Tally every line of the listing below that holds "Code", then give the tally alone.

☆ ☆ ☆

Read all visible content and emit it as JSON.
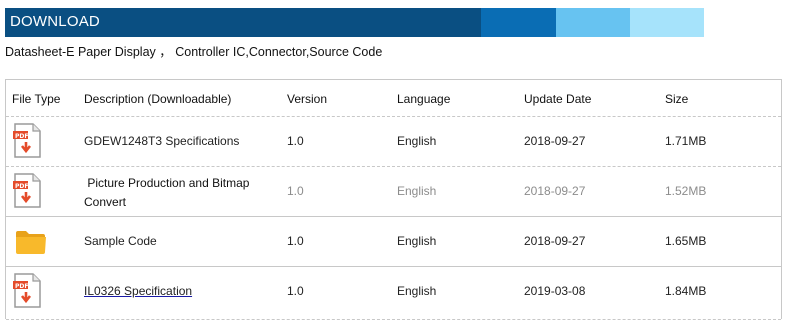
{
  "header": {
    "title": "DOWNLOAD",
    "colors": [
      "#0a4f82",
      "#0a6db4",
      "#67c3f1",
      "#a6e3fb"
    ]
  },
  "subtitle": "Datasheet-E Paper Display ， Controller IC,Connector,Source Code",
  "table": {
    "columns": [
      "File Type",
      "Description (Downloadable)",
      "Version",
      "Language",
      "Update Date",
      "Size"
    ],
    "rows": [
      {
        "icon": "pdf-icon",
        "description": "GDEW1248T3 Specifications",
        "version": "1.0",
        "language": "English",
        "date": "2018-09-27",
        "size": "1.71MB"
      },
      {
        "icon": "pdf-icon",
        "description": " Picture Production and Bitmap Convert",
        "version": "1.0",
        "language": "English",
        "date": "2018-09-27",
        "size": "1.52MB"
      },
      {
        "icon": "folder-icon",
        "description": "Sample Code",
        "version": "1.0",
        "language": "English",
        "date": "2018-09-27",
        "size": "1.65MB"
      },
      {
        "icon": "pdf-icon",
        "description": "IL0326 Specification",
        "version": "1.0",
        "language": "English",
        "date": "2019-03-08",
        "size": "1.84MB"
      }
    ]
  }
}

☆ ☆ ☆

TASK SOLUTION =>
2